KETTLEWELL, David. "Dulcimer". In New Grove Dictionary of Music and Musicians. Ed. Stanley Sadle. London: Macmillan, 1980, vol. 5, p. 695-707.
LEITE, Antônio da Silva. Estudo de Guitarra. Porto: Antonio Alvarez Ribeiro, 1796. 40, XXIII p. Reimpressão, Lisboa: Ministério da Cultura / Instituto Português do Património Cultural, 1983, 5 f. inum., 40 p., XXIII p. (Lvsitana mvsica, II/opera rervm mvsicarvm scriptorvm).
MERSENNE, Marin. Harmonie universelle. Trad. Roger E. Chapman. The Hague: Marinus Nijhoff, 1957. 596 p.
MINGUET E YROL, Pablo. Reglas y advertencias generales que enseñan el modo de tañer todos los instrumentos mejores, y mas usuales, como son la guitarra, tiple, vandola, cythara, organo, harpa, psalterio, bandurria, violin, flauta traversera, flauta dulce y la flautilla.

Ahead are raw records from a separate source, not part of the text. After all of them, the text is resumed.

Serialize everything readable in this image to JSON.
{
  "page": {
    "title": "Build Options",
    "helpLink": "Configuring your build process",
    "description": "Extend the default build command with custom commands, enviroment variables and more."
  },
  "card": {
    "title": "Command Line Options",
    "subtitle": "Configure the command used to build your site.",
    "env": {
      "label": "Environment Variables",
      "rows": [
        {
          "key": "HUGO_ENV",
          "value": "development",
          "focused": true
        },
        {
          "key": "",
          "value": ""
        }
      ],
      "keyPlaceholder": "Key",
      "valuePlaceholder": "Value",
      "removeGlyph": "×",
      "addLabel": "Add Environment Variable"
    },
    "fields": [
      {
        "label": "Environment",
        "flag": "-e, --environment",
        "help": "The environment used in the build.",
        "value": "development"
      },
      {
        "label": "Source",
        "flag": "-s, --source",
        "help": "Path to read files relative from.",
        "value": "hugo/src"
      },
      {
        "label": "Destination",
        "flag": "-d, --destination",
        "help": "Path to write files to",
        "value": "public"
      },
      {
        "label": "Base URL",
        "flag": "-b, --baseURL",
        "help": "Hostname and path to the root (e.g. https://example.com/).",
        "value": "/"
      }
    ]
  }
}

Madrid: o autor, 1754. Reimpressão, Genève: Minkoff, 1982, 120 p. Modinhas do Brazil. Lisboa: Biblioteca do Palácio Nacional da Ajuda. MS 54-X-37/27-55.
NEGRÃO, Francisco. Genealogia Paranaense. Curitiba: Impressora Paranaense, 1926-1950, 6 vol.
NERY, Rui Vieira; CASTRO, Paulo Ferreira de. História da Música. Lisboa: Imprensa Nacional-Casa da Moeda, 1991. 202 p.(Sínteses da Cultura Portuguesa).
NEVES, César das. Cancioneiro de Músicas Populares, contendo letra e música [...] trasladadas para canto e piano. Coord. Gualdino de Campos, pref. Teophilo Braga. Porto: Typographia Occidental, 1893, 95, 98, 3 vol. 307, 303, 305 p.
NEWTON, Isaac. Dicionario musical. Maceió: Typographia Commercial,1904. 315 p.
RIBEIRO, Manuel da Paixão. Nova arte de viola. Coimbra: Real officina da universidade, 1789. Reimpressão, Genève: Minkoff, 1985, 76 p.
SANTOS, Antônio Vieira dos. Breve rezumo das memorias mais notaveis acontecidas desde o anno de 1797 ate 1827. Curitiba: Círculo de Estudos Bandeirantes. (Códice manuscrito).
[SANTOS], Anto[nio Vieira dos]. Cifr[as de música para] s[alterio] em que se mostrão march[as...] lunduns, repiques de igr[ejas...]. Curitiba: Círculo de Estudos Bandeirantes. (Códice manuscrito).
SPIX, Joh. Bapt. von; MARTIUS, Carl Friedr. Phil. von. Reise in Brasilien, in den Jahren 1817-1820. Neudruck des 1823-1831 in München in 3 Textbänden und 1 Tafelband erschienen Werkes, herausgegeben und um ein Lebensbild der Botanikers von Martius sowie ein Register erweitert von Karl Mägderfrau. Stuttgart: F. A. Brockhaus, 1967.
SPIX, Johann Baptist von. Viagem pelo Brasil: 1817-1820 / Spix e Martius. Belo Horizonte: Itatiaia; São Paulo: Editora da Universidade de São Paulo, 1980. 3 vol. (Coleção Reconquista do Brasil; nova série, v. 46-47-48).
VIEIRA, Ernesto. Diccionario musical. 2ª ed., Lisboa: Typ. Lallemant, 1899. 11 p., 551 p.
Rogério Budasz, composer and musicologist, is professor at the School of Music and Fine Arts of Paraná, Curitiba, Brazil. He is bachelor in Guitar by the Escola de Música e Belas Artes do Paraná, Curitiba, and Master in Musicology by the University of São Paulo. (Back)